* [What the task asks]: Pictures aside, repeat every record below exactly.

===== Data for processing =====

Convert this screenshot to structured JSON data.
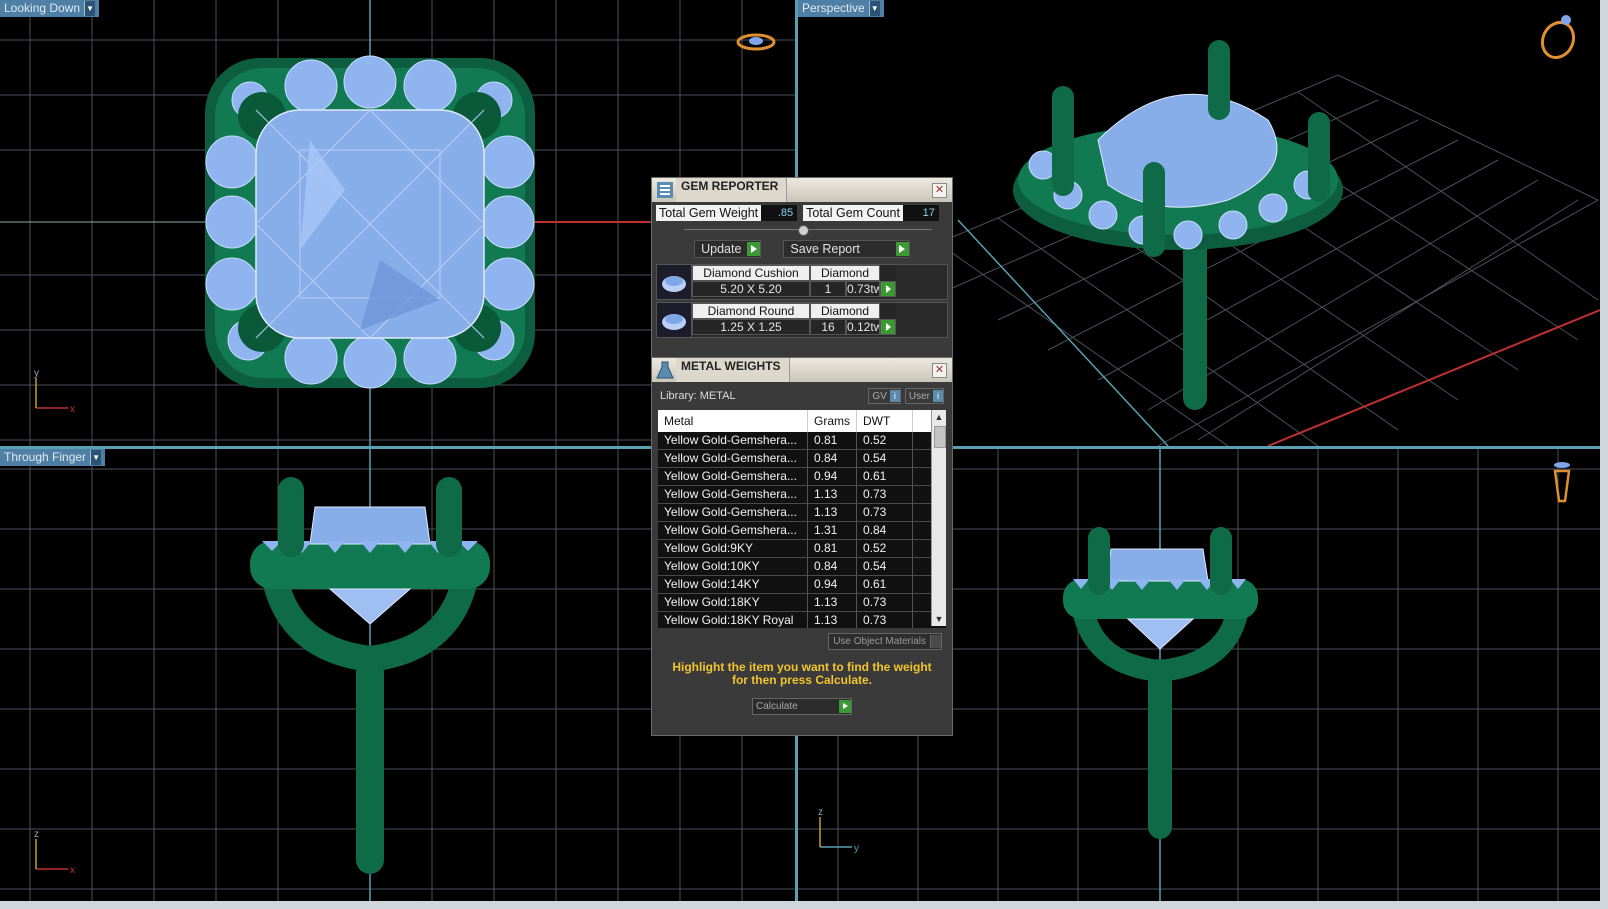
{
  "viewports": {
    "top_left": {
      "label": "Looking Down",
      "axis_v": "y",
      "axis_h": "x"
    },
    "top_right": {
      "label": "Perspective"
    },
    "bottom_left": {
      "label": "Through Finger",
      "axis_v": "z",
      "axis_h": "x"
    },
    "bottom_right": {
      "axis_v": "z",
      "axis_h": "y"
    }
  },
  "icons": {
    "top_left_corner": "ring-top-icon",
    "top_right_corner": "ring-perspective-icon",
    "bottom_right_corner": "ring-side-icon"
  },
  "gem_reporter": {
    "title": "GEM REPORTER",
    "total_weight_label": "Total Gem Weight",
    "total_weight_value": ".85",
    "total_count_label": "Total Gem Count",
    "total_count_value": "17",
    "update_label": "Update",
    "save_label": "Save Report",
    "gems": [
      {
        "name": "Diamond Cushion",
        "type": "Diamond",
        "size": "5.20 X 5.20",
        "count": "1",
        "weight": "0.73tw"
      },
      {
        "name": "Diamond Round",
        "type": "Diamond",
        "size": "1.25 X 1.25",
        "count": "16",
        "weight": "0.12tw"
      }
    ]
  },
  "metal_weights": {
    "title": "METAL WEIGHTS",
    "library_label": "Library: METAL",
    "gv_label": "GV",
    "user_label": "User",
    "columns": [
      "Metal",
      "Grams",
      "DWT"
    ],
    "rows": [
      [
        "Yellow Gold-Gemshera...",
        "0.81",
        "0.52"
      ],
      [
        "Yellow Gold-Gemshera...",
        "0.84",
        "0.54"
      ],
      [
        "Yellow Gold-Gemshera...",
        "0.94",
        "0.61"
      ],
      [
        "Yellow Gold-Gemshera...",
        "1.13",
        "0.73"
      ],
      [
        "Yellow Gold-Gemshera...",
        "1.13",
        "0.73"
      ],
      [
        "Yellow Gold-Gemshera...",
        "1.31",
        "0.84"
      ],
      [
        "Yellow Gold:9KY",
        "0.81",
        "0.52"
      ],
      [
        "Yellow Gold:10KY",
        "0.84",
        "0.54"
      ],
      [
        "Yellow Gold:14KY",
        "0.94",
        "0.61"
      ],
      [
        "Yellow Gold:18KY",
        "1.13",
        "0.73"
      ],
      [
        "Yellow Gold:18KY Royal",
        "1.13",
        "0.73"
      ]
    ],
    "use_object_label": "Use Object Materials",
    "hint_line1": "Highlight the item you want to find the weight",
    "hint_line2": "for then press Calculate.",
    "calculate_label": "Calculate"
  },
  "colors": {
    "grid": "#4a4f58",
    "metal": "#0f6a48",
    "gem": "#8ab0ee",
    "accent_line": "#58a0b4",
    "label_bg": "#4f7fa4",
    "hint": "#f2c42e"
  }
}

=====

* [Task output]:
Convert this screenshot to structured JSON data.
{
  "viewports": {
    "top_left": {
      "label": "Looking Down",
      "axis_v": "y",
      "axis_h": "x"
    },
    "top_right": {
      "label": "Perspective"
    },
    "bottom_left": {
      "label": "Through Finger",
      "axis_v": "z",
      "axis_h": "x"
    },
    "bottom_right": {
      "axis_v": "z",
      "axis_h": "y"
    }
  },
  "icons": {
    "top_left_corner": "ring-top-icon",
    "top_right_corner": "ring-perspective-icon",
    "bottom_right_corner": "ring-side-icon"
  },
  "gem_reporter": {
    "title": "GEM REPORTER",
    "total_weight_label": "Total Gem Weight",
    "total_weight_value": ".85",
    "total_count_label": "Total Gem Count",
    "total_count_value": "17",
    "update_label": "Update",
    "save_label": "Save Report",
    "gems": [
      {
        "name": "Diamond Cushion",
        "type": "Diamond",
        "size": "5.20 X 5.20",
        "count": "1",
        "weight": "0.73tw"
      },
      {
        "name": "Diamond Round",
        "type": "Diamond",
        "size": "1.25 X 1.25",
        "count": "16",
        "weight": "0.12tw"
      }
    ]
  },
  "metal_weights": {
    "title": "METAL WEIGHTS",
    "library_label": "Library: METAL",
    "gv_label": "GV",
    "user_label": "User",
    "columns": [
      "Metal",
      "Grams",
      "DWT"
    ],
    "rows": [
      [
        "Yellow Gold-Gemshera...",
        "0.81",
        "0.52"
      ],
      [
        "Yellow Gold-Gemshera...",
        "0.84",
        "0.54"
      ],
      [
        "Yellow Gold-Gemshera...",
        "0.94",
        "0.61"
      ],
      [
        "Yellow Gold-Gemshera...",
        "1.13",
        "0.73"
      ],
      [
        "Yellow Gold-Gemshera...",
        "1.13",
        "0.73"
      ],
      [
        "Yellow Gold-Gemshera...",
        "1.31",
        "0.84"
      ],
      [
        "Yellow Gold:9KY",
        "0.81",
        "0.52"
      ],
      [
        "Yellow Gold:10KY",
        "0.84",
        "0.54"
      ],
      [
        "Yellow Gold:14KY",
        "0.94",
        "0.61"
      ],
      [
        "Yellow Gold:18KY",
        "1.13",
        "0.73"
      ],
      [
        "Yellow Gold:18KY Royal",
        "1.13",
        "0.73"
      ]
    ],
    "use_object_label": "Use Object Materials",
    "hint_line1": "Highlight the item you want to find the weight",
    "hint_line2": "for then press Calculate.",
    "calculate_label": "Calculate"
  },
  "colors": {
    "grid": "#4a4f58",
    "metal": "#0f6a48",
    "gem": "#8ab0ee",
    "accent_line": "#58a0b4",
    "label_bg": "#4f7fa4",
    "hint": "#f2c42e"
  }
}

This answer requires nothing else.